UHY Haines Norton’s Managing Director Grant Brownlee explains how the proposed ring-fencing of residential rental losses will impact residential property investors.

The recently proposed ring-fencing of rental losses rule change is the result of a politically expedient election promise that blamed residential investors and speculators for house price inflation. The Government should be transparent about the true cause of house price inflation. Asset price increases were caused by financial conditions created by the world’s central banks who made enormous amounts of cheap money available to stimulate the global economy after the 2008 financial crisis.

However, the Government appears determined to push ahead with their promise to prevent residential landlords from offsetting their rental losses against other income.

Inland Revenue and Treasury published an Issues Paper on ‘Ring-fencing Rental Losses’ in March 2018 and the Government reinforced the message in the Finance Minister’s budget speech in May. The Issues Paper is not a firm set of rules now but it proposes that they will take effect from 1 April 2019. The proposed changes are targeted at residential property investors only.

The following example shows how the proposed ring-fencing of residential rental losses will operate.
Residential Company Ltd is a ‘Look Through Company’ that owns a residential rental investment property (property A) that was purchased for $1,000,000 and is rented out at $750 per week. The property was 100% financed using the rental property and other family property as security for the bank. It makes a loss as follows:

Table showing how ring-fencing residential rental losses will work

Under current rules, the $13,856 loss can be offset against the shareholder’s other income. If the shareholder had a job earning a salary of $90,000 then by offsetting the loss they would effectively pay tax on $76,144, generating a tax refund of $4,572. From 1 April 2019 under the proposed rules the shareholder will not get a tax refund. Instead, the loss of $13,856 will be carried forward to future years to be offset against future residential rental profits.

However, the situation isn’t all doom and gloom for an investor with multiple residential properties. The Issues Paper recommends that the ring-fencing rules should apply on a portfolio basis, i.e. ring-fenced loss from one residential property can be offset against profit from another residential property. For example, if Residential Company Limited has another rental property (property B) which made a profit of $11,000 for the year then the loss of $13,856 from property A can be offset against the profit of $11,000 from property B. The net loss of $2,856 would be then ring-fenced and offset against future property income.

The ability of residential landlords to offset their losses against other income has been described by political spinners as a tax loophole. On the contrary, it is a tax mechanism available across the board to investors regardless of what type of business activity they are investing in.

For example, if a trader in the share market makes a loss then that loss can generally be offset against that person’s other income. Similarly, if an investor invests in commercial property, a business, bonds, property trading, construction or whatever, provided the investment is structured in a tax efficient manner, the loss can be offset against that person’s other income. It is incorrect to describe this ability as a tax loophole when it is available to virtually everyone.

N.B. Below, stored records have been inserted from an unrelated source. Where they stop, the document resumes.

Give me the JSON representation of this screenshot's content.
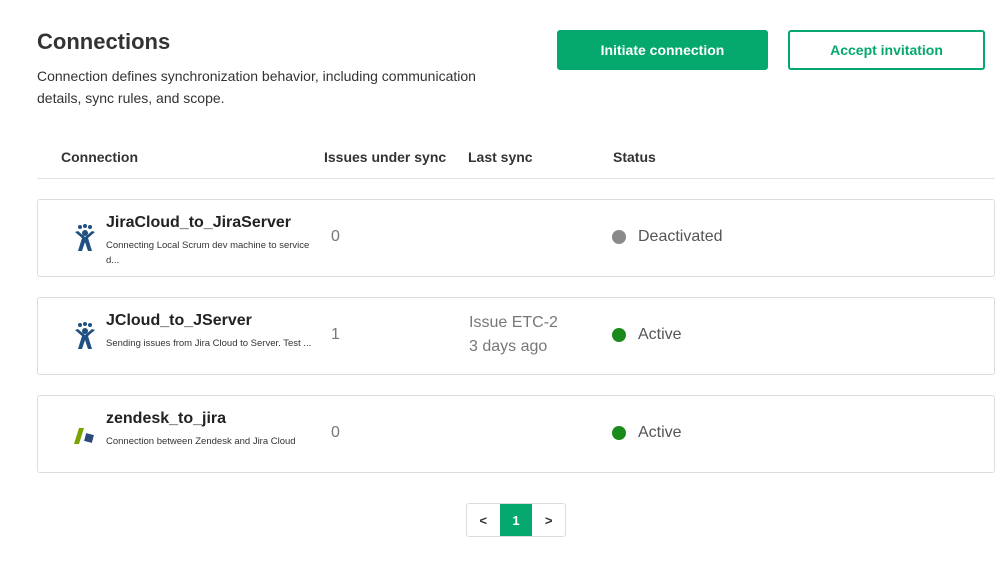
{
  "header": {
    "title": "Connections",
    "description": "Connection defines synchronization behavior, including communication details, sync rules, and scope.",
    "initiate_label": "Initiate connection",
    "accept_label": "Accept invitation"
  },
  "table": {
    "columns": [
      "Connection",
      "Issues under sync",
      "Last sync",
      "Status"
    ]
  },
  "connections": [
    {
      "name": "JiraCloud_to_JiraServer",
      "description": "Connecting Local Scrum dev machine to service d...",
      "issues": "0",
      "last_sync_line1": "",
      "last_sync_line2": "",
      "status": "Deactivated",
      "status_color": "#8a8a8a",
      "icon": "jira-icon"
    },
    {
      "name": "JCloud_to_JServer",
      "description": "Sending issues from Jira Cloud to Server. Test ...",
      "issues": "1",
      "last_sync_line1": "Issue ETC-2",
      "last_sync_line2": "3 days ago",
      "status": "Active",
      "status_color": "#1a8a1a",
      "icon": "jira-icon"
    },
    {
      "name": "zendesk_to_jira",
      "description": "Connection between Zendesk and Jira Cloud",
      "issues": "0",
      "last_sync_line1": "",
      "last_sync_line2": "",
      "status": "Active",
      "status_color": "#1a8a1a",
      "icon": "zendesk-icon"
    }
  ],
  "pagination": {
    "prev": "<",
    "current": "1",
    "next": ">"
  },
  "colors": {
    "accent": "#05a86d",
    "jira_blue": "#205081",
    "zendesk_green": "#78a300",
    "zendesk_navy": "#1f73b7"
  }
}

The Issues Paper contemplates and closes the door on clever structuring by those hoping to get around the rules. For example, under the current rules, borrowing money to purchase shares in a company that invests in residential property would give rise to an interest deduction to the shareholder which can be offset against the shareholder’s other income. Under the proposed rules any interest costs incurred by a person investing in an entity that is ‘residential property land rich’ will be treated as rental property loan interest. A residential land rich entity is an entity that holds over 50% of its assets in residential properties. The effect of the proposed rules is to ring-fence rental property loan interest against future residential rental income.

In short, the proposed ring-fencing rules punish investors for choosing residential property over other forms of investment.

If you are a residential property investor the Ring-fencing Rental Losses Issues Paper is worth reading, and given the likely timing of the proposed new rules you may want to get your deferred repairs and maintenance done before 31 March 2019. The paper can be found at http://taxpolicy.ird.govt.nz/publications/2018-ip-ring-fencing-losses/overview.

Grant BrownleeGrant Brownlee is Managing Director at UHY Haines Norton. For advice on all aspects of Property Accounting including property investment, structuring and tax, email Grant at grantb@uhyhn.co.nz or phone 09 839 0087.